US President Donald Trump slapped new sanctions on Venezuela's gold exports on Thursday, as part of his National Security Adviser John Bolton's hard-line policy toward Venezuela, Cuba and Nicaragua.
Trump informed US lawmakers that he has signed an executive order to bar US citizens and entities from involvement in the trade of gold from Venezuela, according to a letter released by the White House on Thursday.
In a speech delivered in Miami, Florida, Bolton elaborated on the new US sanctions as he lashed out at Venezuela, Cuba and Nicaragua.
Labeling the three nations as "the troika of tyranny in this hemisphere," Bolton accused Cuba of helping Venezuela, saying the State Department will sanction over two dozen entities owned or controlled by the Cuban military and intelligence services, with which US persons are banned from doing business with.
The goal is to prevent the Cuban military, security and intelligence services from acquiring money, Bolton said at Freedom Tower, a local landmark to the Cuban community as it received many Cuban refugees in 1960s.
He also said that the US administration would review whether to allow US citizens, whose property was seized by the Cuban government, to sue foreign companies that have invested in the properties.

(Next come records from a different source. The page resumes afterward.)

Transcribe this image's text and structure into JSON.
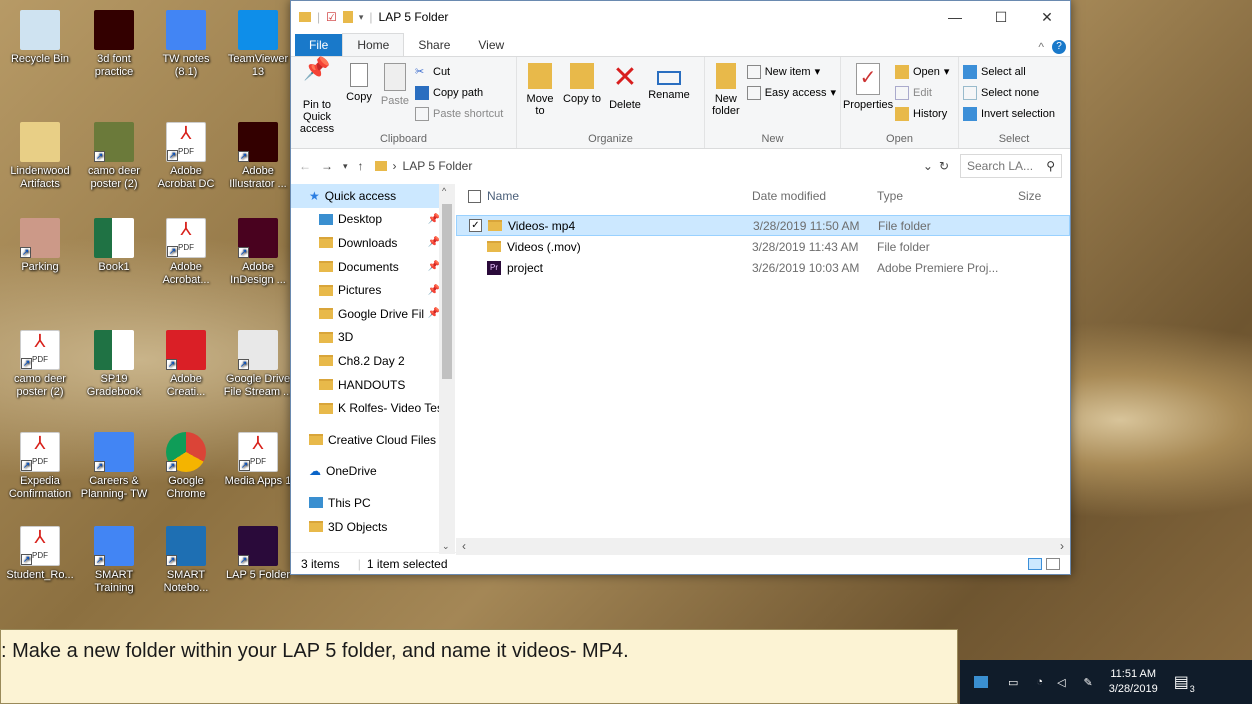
{
  "desktop_icons": [
    {
      "label": "Recycle Bin",
      "icon": "recycle-bin-icon"
    },
    {
      "label": "3d font practice",
      "icon": "illustrator-file-icon"
    },
    {
      "label": "TW notes (8.1)",
      "icon": "google-doc-icon"
    },
    {
      "label": "TeamViewer 13",
      "icon": "teamviewer-icon"
    },
    {
      "label": "Lindenwood Artifacts",
      "icon": "folder-icon"
    },
    {
      "label": "camo deer poster (2)",
      "icon": "image-icon"
    },
    {
      "label": "Adobe Acrobat DC",
      "icon": "acrobat-icon"
    },
    {
      "label": "Adobe Illustrator ...",
      "icon": "illustrator-icon"
    },
    {
      "label": "Parking",
      "icon": "parking-file-icon"
    },
    {
      "label": "Book1",
      "icon": "excel-icon"
    },
    {
      "label": "Adobe Acrobat...",
      "icon": "acrobat-icon"
    },
    {
      "label": "Adobe InDesign ...",
      "icon": "indesign-icon"
    },
    {
      "label": "camo deer poster (2)",
      "icon": "pdf-icon"
    },
    {
      "label": "SP19 Gradebook",
      "icon": "excel-icon"
    },
    {
      "label": "Adobe Creati...",
      "icon": "creative-cloud-icon"
    },
    {
      "label": "Google Drive File Stream ...",
      "icon": "drive-icon"
    },
    {
      "label": "Expedia Confirmation",
      "icon": "pdf-icon"
    },
    {
      "label": "Careers & Planning- TW",
      "icon": "google-doc-icon"
    },
    {
      "label": "Google Chrome",
      "icon": "chrome-icon"
    },
    {
      "label": "Media Apps 1",
      "icon": "pdf-icon"
    },
    {
      "label": "Student_Ro...",
      "icon": "pdf-icon"
    },
    {
      "label": "SMART Training",
      "icon": "google-doc-icon"
    },
    {
      "label": "SMART Notebo...",
      "icon": "smart-notebook-icon"
    },
    {
      "label": "LAP 5 Folder",
      "icon": "premiere-icon"
    }
  ],
  "window": {
    "title": "LAP 5 Folder",
    "tabs": [
      "File",
      "Home",
      "Share",
      "View"
    ],
    "ribbon": {
      "clipboard": {
        "pin": "Pin to Quick access",
        "copy": "Copy",
        "paste": "Paste",
        "cut": "Cut",
        "copy_path": "Copy path",
        "paste_shortcut": "Paste shortcut",
        "label": "Clipboard"
      },
      "organize": {
        "move": "Move to",
        "copy": "Copy to",
        "delete": "Delete",
        "rename": "Rename",
        "label": "Organize"
      },
      "new": {
        "new_folder": "New folder",
        "new_item": "New item",
        "easy_access": "Easy access",
        "label": "New"
      },
      "open": {
        "properties": "Properties",
        "open": "Open",
        "edit": "Edit",
        "history": "History",
        "label": "Open"
      },
      "select": {
        "all": "Select all",
        "none": "Select none",
        "invert": "Invert selection",
        "label": "Select"
      }
    },
    "address": {
      "path": "LAP 5 Folder",
      "search_placeholder": "Search LA..."
    },
    "nav": [
      {
        "label": "Quick access",
        "pin": false
      },
      {
        "label": "Desktop",
        "pin": true
      },
      {
        "label": "Downloads",
        "pin": true
      },
      {
        "label": "Documents",
        "pin": true
      },
      {
        "label": "Pictures",
        "pin": true
      },
      {
        "label": "Google Drive Fil",
        "pin": true
      },
      {
        "label": "3D",
        "pin": false
      },
      {
        "label": "Ch8.2 Day 2",
        "pin": false
      },
      {
        "label": "HANDOUTS",
        "pin": false
      },
      {
        "label": "K Rolfes- Video Tes",
        "pin": false
      },
      {
        "label": "Creative Cloud Files",
        "pin": false
      },
      {
        "label": "OneDrive",
        "pin": false
      },
      {
        "label": "This PC",
        "pin": false
      },
      {
        "label": "3D Objects",
        "pin": false
      }
    ],
    "columns": {
      "name": "Name",
      "date": "Date modified",
      "type": "Type",
      "size": "Size"
    },
    "files": [
      {
        "name": "Videos- mp4",
        "date": "3/28/2019 11:50 AM",
        "type": "File folder",
        "selected": true
      },
      {
        "name": "Videos (.mov)",
        "date": "3/28/2019 11:43 AM",
        "type": "File folder",
        "selected": false
      },
      {
        "name": "project",
        "date": "3/26/2019 10:03 AM",
        "type": "Adobe Premiere Proj...",
        "selected": false
      }
    ],
    "status": {
      "count": "3 items",
      "selected": "1 item selected"
    }
  },
  "taskbar": {
    "time": "11:51 AM",
    "date": "3/28/2019",
    "notifications": "3"
  },
  "caption": ": Make a new folder within your LAP 5 folder, and name it videos- MP4."
}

Bolton's speech is believed to further press the two nations that the Trump administration have seen as adversaries, and to consolidate votes for the upcoming high-stakes midterm elections in the state home to many migrants from the two nations.

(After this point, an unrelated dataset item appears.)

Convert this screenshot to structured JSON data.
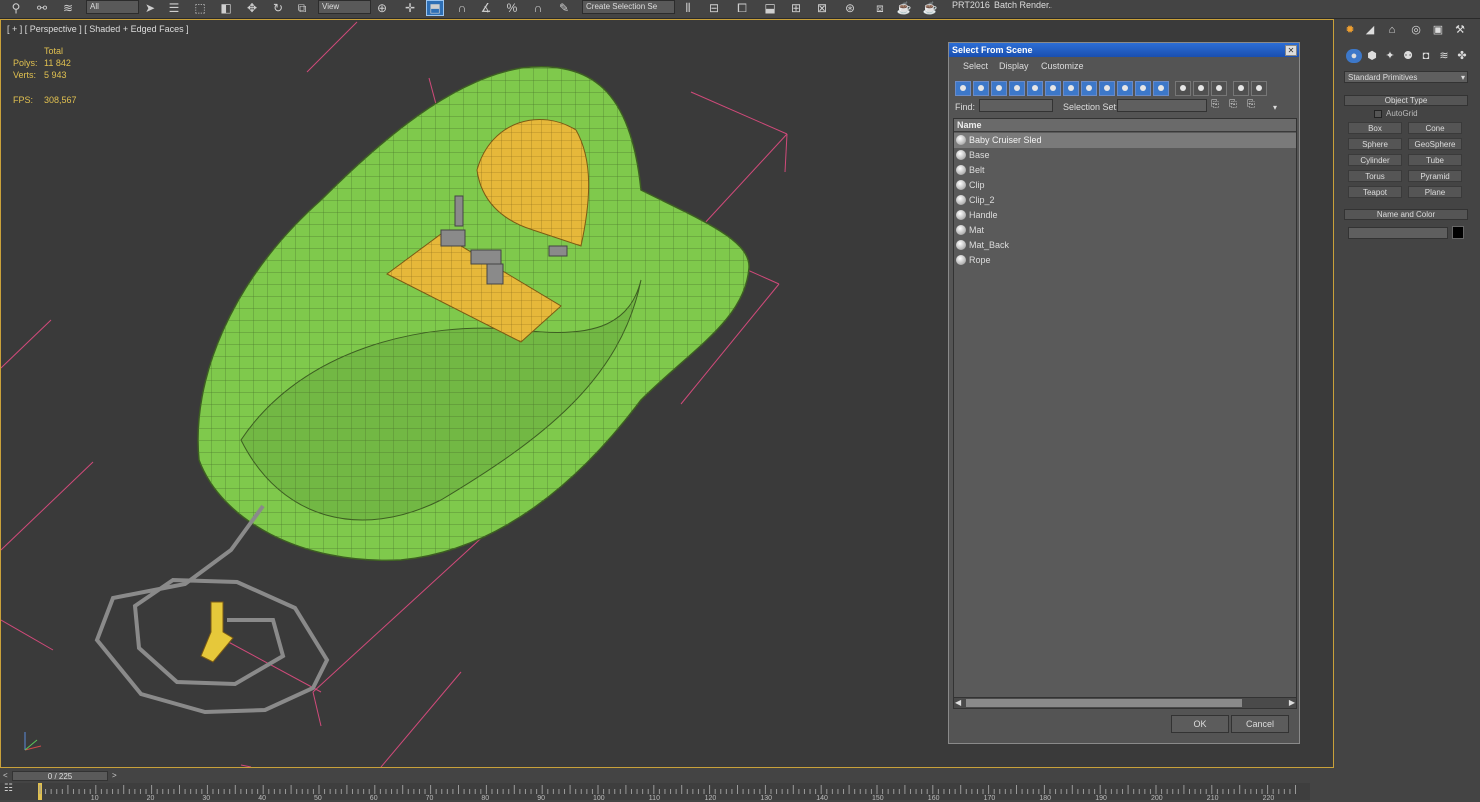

Bolton also threatened Nicaragua's President Daniel Ortega, saying unless the country held "free, fair and early" elections, "the Nicaraguan regime, like Venezuela and Cuba, will feel the full weight of America's robust sanctions regime."
Trump said in August of last year that he would not rule out a "military option" in Venezuela "if necessary," despite his aides' opposition. The US side has announced several rounds of sanctions against Venezuelan government officials ever since.
Several US media outlets reported last month that the Trump administration has talked secretly with rebellious Venezuelan military officers several times to discuss their plans to stage a coup in the South American country.
For its part, Venezuela has slammed the "warmongering" declarations of Trump as "threats to peace" and a "violation" of UN and international laws, instructing the military to prepare to "shoulder arms" in case of a US invasion.
Over 20 US diplomats in Cuba suffered from what Washington called "acoustic attacks" between November 2016 and August 2017. The incidents led to the partial closure of the US embassy in Havana, expulsion of 15 Cuban diplomats who worked at the embassy in Washington, and a halt to issuance of US visas in Havana.
Cuba rejected the accusation, initiated an investigation, and urged the United States to present evidence of the alleged attacks.
Though denying the US accusation, Cuba reiterated its commitment to cooperating with the US authorities to clarify this situation and its willingness to guarantee the health and safety of Cubans and foreign citizens in the island nation.